Take it to the next level
To take this hip stretch to the next level, you’ll want to have a yoga block handy. You will be resting your lower back on the block. This will give your hip flexors the opportunity to open up more.
Begin by following steps 1 and 2 in Bridge pose above.
When you get your hips above chest level, slide the yoga block under your sacrum. The block can be on any level/height. The main thing is that you need to feel stable enough to rest your pelvis’s weight on it.
If you had relatively flexible hips before pregnancy, you can lift one foot, point your toes, and tuck them backward onto the floor. The top of your foot will now be aimed toward the ground.
Once in place, relax completely and take 5 slow, deep breaths.
Slowly untuck your toes and switch feet. Repeat on the other side.
5. Bound Angle Pose
This seated pose is a hip opener. It also stabilizes and helps brings awareness to your pelvis. You’ll stretch your inner thighs, back, and neck.
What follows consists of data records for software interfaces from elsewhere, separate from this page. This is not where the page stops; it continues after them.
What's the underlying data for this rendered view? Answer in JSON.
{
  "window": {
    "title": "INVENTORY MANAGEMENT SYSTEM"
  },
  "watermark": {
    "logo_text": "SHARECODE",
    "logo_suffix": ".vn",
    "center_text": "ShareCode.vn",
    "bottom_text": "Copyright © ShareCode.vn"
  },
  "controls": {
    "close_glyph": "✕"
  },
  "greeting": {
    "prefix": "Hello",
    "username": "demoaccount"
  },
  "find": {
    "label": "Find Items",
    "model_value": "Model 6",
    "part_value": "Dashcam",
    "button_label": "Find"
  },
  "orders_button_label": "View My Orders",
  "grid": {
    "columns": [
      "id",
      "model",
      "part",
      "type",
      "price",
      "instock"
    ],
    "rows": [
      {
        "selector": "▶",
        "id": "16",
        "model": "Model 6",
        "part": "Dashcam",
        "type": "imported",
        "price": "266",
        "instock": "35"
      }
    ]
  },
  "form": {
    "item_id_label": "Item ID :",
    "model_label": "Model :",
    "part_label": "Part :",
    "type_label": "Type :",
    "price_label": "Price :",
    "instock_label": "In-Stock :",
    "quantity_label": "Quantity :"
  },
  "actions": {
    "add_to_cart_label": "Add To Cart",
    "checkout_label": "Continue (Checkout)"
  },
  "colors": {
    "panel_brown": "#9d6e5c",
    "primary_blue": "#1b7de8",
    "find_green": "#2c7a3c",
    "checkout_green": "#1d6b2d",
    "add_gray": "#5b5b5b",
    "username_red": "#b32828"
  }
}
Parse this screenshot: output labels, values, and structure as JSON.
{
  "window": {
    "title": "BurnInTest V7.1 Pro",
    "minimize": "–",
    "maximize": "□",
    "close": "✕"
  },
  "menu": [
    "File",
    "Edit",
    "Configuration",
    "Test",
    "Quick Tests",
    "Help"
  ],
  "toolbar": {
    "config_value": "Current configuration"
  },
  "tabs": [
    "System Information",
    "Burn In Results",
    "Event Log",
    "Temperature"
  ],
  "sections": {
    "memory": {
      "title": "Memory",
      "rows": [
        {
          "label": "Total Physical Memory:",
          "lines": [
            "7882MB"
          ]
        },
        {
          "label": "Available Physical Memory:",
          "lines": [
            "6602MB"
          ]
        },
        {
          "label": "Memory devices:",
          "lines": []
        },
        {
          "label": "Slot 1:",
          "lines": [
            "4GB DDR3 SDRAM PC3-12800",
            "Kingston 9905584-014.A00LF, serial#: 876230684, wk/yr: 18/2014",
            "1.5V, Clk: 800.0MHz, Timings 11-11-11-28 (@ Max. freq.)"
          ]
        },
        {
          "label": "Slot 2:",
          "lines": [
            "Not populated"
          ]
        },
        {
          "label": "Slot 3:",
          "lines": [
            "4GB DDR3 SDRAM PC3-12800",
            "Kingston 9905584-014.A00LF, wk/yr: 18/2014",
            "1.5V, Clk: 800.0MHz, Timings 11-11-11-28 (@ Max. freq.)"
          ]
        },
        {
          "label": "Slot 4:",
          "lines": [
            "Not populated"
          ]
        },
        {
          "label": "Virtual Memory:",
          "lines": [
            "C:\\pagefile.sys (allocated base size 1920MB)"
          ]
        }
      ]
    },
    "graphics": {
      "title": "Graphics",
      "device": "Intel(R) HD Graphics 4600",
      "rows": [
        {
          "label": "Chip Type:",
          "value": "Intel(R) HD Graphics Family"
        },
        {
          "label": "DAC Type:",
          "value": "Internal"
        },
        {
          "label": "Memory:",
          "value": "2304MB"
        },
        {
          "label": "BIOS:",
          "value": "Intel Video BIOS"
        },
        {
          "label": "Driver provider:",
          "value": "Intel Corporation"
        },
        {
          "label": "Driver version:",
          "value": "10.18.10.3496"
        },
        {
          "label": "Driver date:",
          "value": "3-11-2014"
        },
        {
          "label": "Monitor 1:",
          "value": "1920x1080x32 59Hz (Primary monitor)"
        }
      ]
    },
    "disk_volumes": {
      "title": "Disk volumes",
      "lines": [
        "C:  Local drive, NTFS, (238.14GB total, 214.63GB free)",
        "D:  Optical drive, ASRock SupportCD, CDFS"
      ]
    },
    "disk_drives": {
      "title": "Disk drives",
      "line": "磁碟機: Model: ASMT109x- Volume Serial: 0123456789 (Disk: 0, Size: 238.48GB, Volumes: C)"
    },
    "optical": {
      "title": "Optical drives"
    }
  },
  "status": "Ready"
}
Try it as a supported pose with a yoga or birth ball for you to lean on.
Muscles worked: inner thighs, hips, and back
Sit on your mat and bend your knees, bringing the soles of your feet together in front of you.
Grab hold of your toes and draw your feet gently toward your pelvis.
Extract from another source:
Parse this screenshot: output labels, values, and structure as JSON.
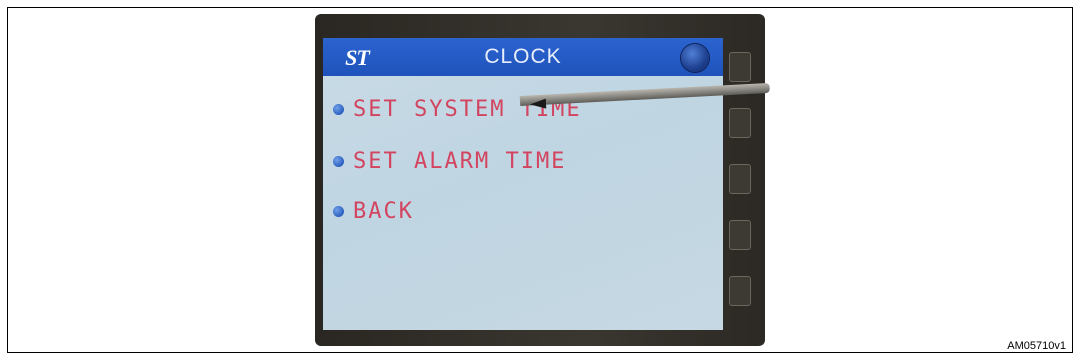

Inhale and sit up tall on your sitting bones, not your tailbone. You don’t want your pelvis tucked here.
As you exhale, press your knees to the ground. Keeping your spine straight, gently begin to bend at the hips, taking your torso toward the ground.
When you get as far as you can comfortably go, release any tension in your neck by dropping your chin.
Stay here for 3 to 5 slow, even breaths. If possible, gently lean farther forward with each exhale, but be sure not to overstretch.
Why should I seek chiropractic care during pregnancy?
During pregnancy, there are several physiological and endocrine changes that occur in preparation for creating the environment for the developing baby. Chiropractors that have been trained to work with pregnant women may use tables that adjust for a pregnant woman’s body, and they will use techniques that avoid unneeded pressure on the abdomen.They can also instruct you on proper form during the prenatal stretches.